Cape Crozier

We have functional wireless at last! After much fussing, and thanks to Grant’s hacking abilities, we were finally able to make our wireless internet link work. Grant Ballard, Vijay Patil, and I arrived at Cape Crozier on November 15th, 2005. For the past month we have been spending endelss hours searching for banded penguins in a colony of 250,000 birds. As of today, we have resighted 560 banded known-age Adelie penguins (i.e. banded as chicks), 288 of which have active nests. Most of them were banded at Cape Crozier, though a few came from other colonies from the other side of Ross Island. The first chicks started hatching late last week. Amelie Lescroel joined us yesterday and will be staying with us through the rest of the season, until late January. It’s very late at night and there is too much to write, so I will start with a few photos from our flight to Cape Crozier on November 15th.
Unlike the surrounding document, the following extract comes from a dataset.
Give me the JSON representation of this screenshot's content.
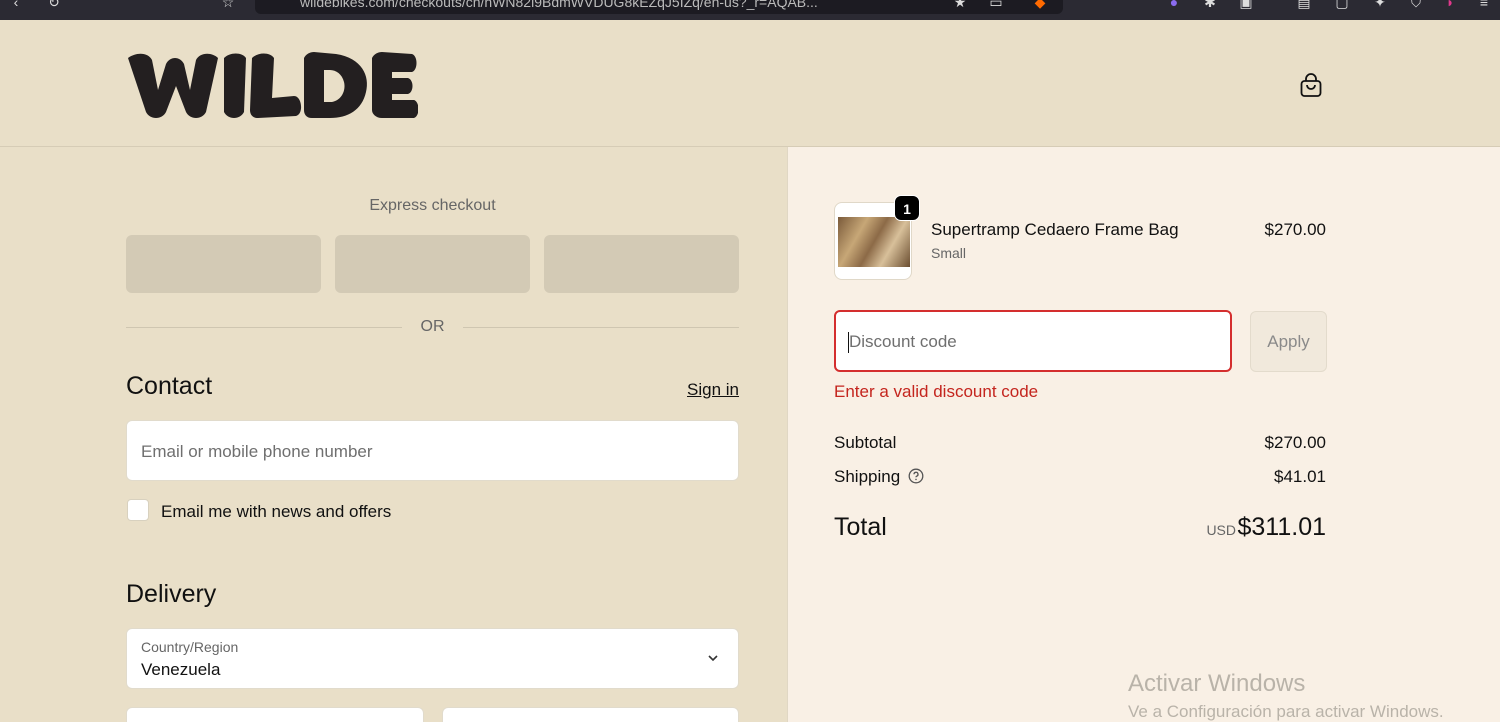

Flying along the southern edge of Ross Island. Ice covered mountains and the Ross Ice Shelf in the distance.

View of Cape Crozier from the helicopter.

The red arrow indicates the location of our hut. The colony stretches for 4 km along the shoreline. The iceberg B15-J is on the left side, separated from the Ross Ice Shelf by a channel filled with pack ice and small leads of open water.

Our home!